◆ What to work on
Pictures excluded, return every entry exactly, please.

(Stored items)
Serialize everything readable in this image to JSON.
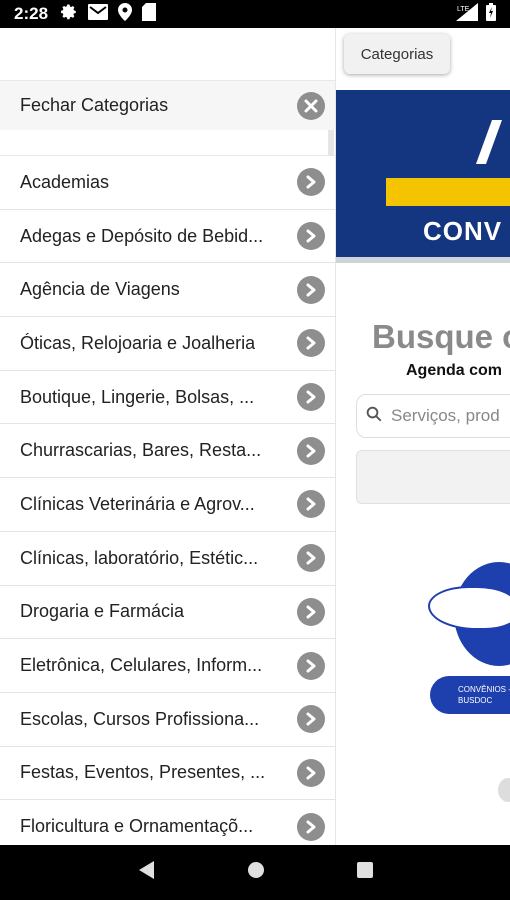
{
  "status_bar": {
    "time": "2:28",
    "icons": [
      "gear-icon",
      "mail-icon",
      "location-icon",
      "sd-card-icon"
    ],
    "network": "LTE",
    "right_icons": [
      "signal-icon",
      "battery-icon"
    ]
  },
  "background_app": {
    "categorias_button": "Categorias",
    "banner_text": "CONV",
    "headline": "Busque o",
    "subheadline": "Agenda com",
    "search_placeholder": "Serviços, prod",
    "logo_pill_text_1": "CONVÊNIOS - T",
    "logo_pill_text_2": "BUSDOC"
  },
  "drawer": {
    "close_label": "Fechar Categorias",
    "items": [
      {
        "label": "Academias"
      },
      {
        "label": "Adegas e Depósito de Bebid..."
      },
      {
        "label": "Agência de Viagens"
      },
      {
        "label": "Óticas, Relojoaria e Joalheria"
      },
      {
        "label": "Boutique, Lingerie, Bolsas, ..."
      },
      {
        "label": "Churrascarias, Bares, Resta..."
      },
      {
        "label": "Clínicas Veterinária e Agrov..."
      },
      {
        "label": "Clínicas, laboratório, Estétic..."
      },
      {
        "label": "Drogaria e Farmácia"
      },
      {
        "label": "Eletrônica, Celulares, Inform..."
      },
      {
        "label": "Escolas, Cursos Profissiona..."
      },
      {
        "label": "Festas, Eventos, Presentes, ..."
      },
      {
        "label": "Floricultura e Ornamentaçõ..."
      }
    ]
  },
  "nav_bar": {
    "buttons": [
      "back-icon",
      "home-icon",
      "recents-icon"
    ]
  },
  "colors": {
    "banner_blue": "#14357f",
    "banner_yellow": "#f5c400",
    "icon_gray": "#8e8e8e"
  }
}
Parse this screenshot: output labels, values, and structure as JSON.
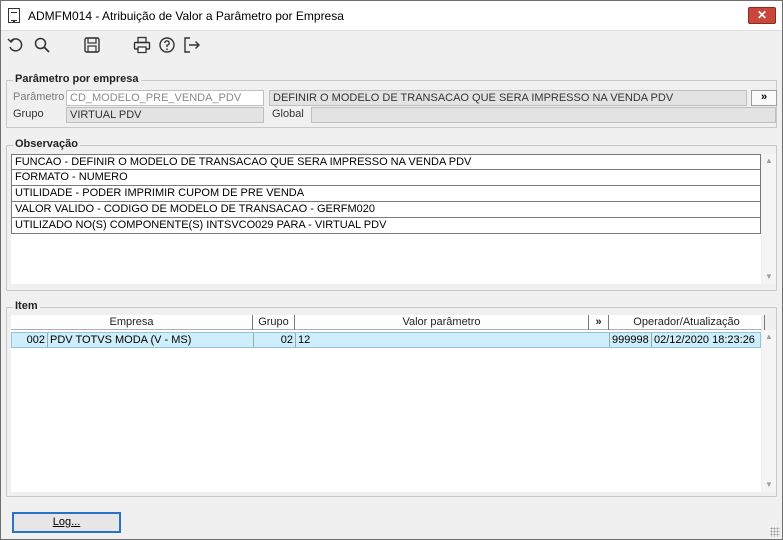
{
  "window": {
    "title": "ADMFM014 - Atribuição de Valor a Parâmetro por Empresa",
    "close_label": "✕"
  },
  "toolbar": {
    "icons": [
      "undo-icon",
      "search-icon",
      "save-icon",
      "print-icon",
      "help-icon",
      "exit-icon"
    ]
  },
  "param_group": {
    "title": "Parâmetro por empresa",
    "param_label": "Parâmetro",
    "param_value": "CD_MODELO_PRE_VENDA_PDV",
    "param_description": "DEFINIR O MODELO DE TRANSACAO QUE SERA IMPRESSO NA VENDA PDV",
    "expand_label": "»",
    "group_label": "Grupo",
    "group_value": "VIRTUAL PDV",
    "global_label": "Global",
    "global_value": ""
  },
  "obs_group": {
    "title": "Observação",
    "lines": [
      "FUNCAO - DEFINIR O MODELO DE TRANSACAO QUE SERA IMPRESSO NA VENDA PDV",
      "FORMATO - NUMERO",
      "UTILIDADE - PODER IMPRIMIR CUPOM DE PRE VENDA",
      "VALOR VALIDO - CODIGO DE MODELO DE TRANSACAO - GERFM020",
      "UTILIZADO NO(S) COMPONENTE(S) INTSVCO029  PARA  - VIRTUAL PDV"
    ]
  },
  "item_group": {
    "title": "Item",
    "columns": {
      "empresa": "Empresa",
      "grupo": "Grupo",
      "valor": "Valor parâmetro",
      "expand": "»",
      "operador": "Operador/Atualização"
    },
    "rows": [
      {
        "empresa_code": "002",
        "empresa_name": "PDV TOTVS MODA  (V - MS)",
        "grupo": "02",
        "valor": "12",
        "operador": "999998",
        "atualizacao": "02/12/2020 18:23:26"
      }
    ]
  },
  "footer": {
    "log_button": "Log..."
  }
}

◆ Solution to the exercise
Serialize everything readable in this image to JSON.
{
  "status_bar": {
    "time": "2:28",
    "icons": [
      "gear-icon",
      "mail-icon",
      "location-icon",
      "sd-card-icon"
    ],
    "network": "LTE",
    "right_icons": [
      "signal-icon",
      "battery-icon"
    ]
  },
  "background_app": {
    "categorias_button": "Categorias",
    "banner_text": "CONV",
    "headline": "Busque o",
    "subheadline": "Agenda com",
    "search_placeholder": "Serviços, prod",
    "logo_pill_text_1": "CONVÊNIOS - T",
    "logo_pill_text_2": "BUSDOC"
  },
  "drawer": {
    "close_label": "Fechar Categorias",
    "items": [
      {
        "label": "Academias"
      },
      {
        "label": "Adegas e Depósito de Bebid..."
      },
      {
        "label": "Agência de Viagens"
      },
      {
        "label": "Óticas, Relojoaria e Joalheria"
      },
      {
        "label": "Boutique, Lingerie, Bolsas, ..."
      },
      {
        "label": "Churrascarias, Bares, Resta..."
      },
      {
        "label": "Clínicas Veterinária e Agrov..."
      },
      {
        "label": "Clínicas, laboratório, Estétic..."
      },
      {
        "label": "Drogaria e Farmácia"
      },
      {
        "label": "Eletrônica, Celulares, Inform..."
      },
      {
        "label": "Escolas, Cursos Profissiona..."
      },
      {
        "label": "Festas, Eventos, Presentes, ..."
      },
      {
        "label": "Floricultura e Ornamentaçõ..."
      }
    ]
  },
  "nav_bar": {
    "buttons": [
      "back-icon",
      "home-icon",
      "recents-icon"
    ]
  },
  "colors": {
    "banner_blue": "#14357f",
    "banner_yellow": "#f5c400",
    "icon_gray": "#8e8e8e"
  }
}
Parse this screenshot: output labels, values, and structure as JSON.
{
  "window": {
    "title": "ADMFM014 - Atribuição de Valor a Parâmetro por Empresa",
    "close_label": "✕"
  },
  "toolbar": {
    "icons": [
      "undo-icon",
      "search-icon",
      "save-icon",
      "print-icon",
      "help-icon",
      "exit-icon"
    ]
  },
  "param_group": {
    "title": "Parâmetro por empresa",
    "param_label": "Parâmetro",
    "param_value": "CD_MODELO_PRE_VENDA_PDV",
    "param_description": "DEFINIR O MODELO DE TRANSACAO QUE SERA IMPRESSO NA VENDA PDV",
    "expand_label": "»",
    "group_label": "Grupo",
    "group_value": "VIRTUAL PDV",
    "global_label": "Global",
    "global_value": ""
  },
  "obs_group": {
    "title": "Observação",
    "lines": [
      "FUNCAO - DEFINIR O MODELO DE TRANSACAO QUE SERA IMPRESSO NA VENDA PDV",
      "FORMATO - NUMERO",
      "UTILIDADE - PODER IMPRIMIR CUPOM DE PRE VENDA",
      "VALOR VALIDO - CODIGO DE MODELO DE TRANSACAO - GERFM020",
      "UTILIZADO NO(S) COMPONENTE(S) INTSVCO029  PARA  - VIRTUAL PDV"
    ]
  },
  "item_group": {
    "title": "Item",
    "columns": {
      "empresa": "Empresa",
      "grupo": "Grupo",
      "valor": "Valor parâmetro",
      "expand": "»",
      "operador": "Operador/Atualização"
    },
    "rows": [
      {
        "empresa_code": "002",
        "empresa_name": "PDV TOTVS MODA  (V - MS)",
        "grupo": "02",
        "valor": "12",
        "operador": "999998",
        "atualizacao": "02/12/2020 18:23:26"
      }
    ]
  },
  "footer": {
    "log_button": "Log..."
  }
}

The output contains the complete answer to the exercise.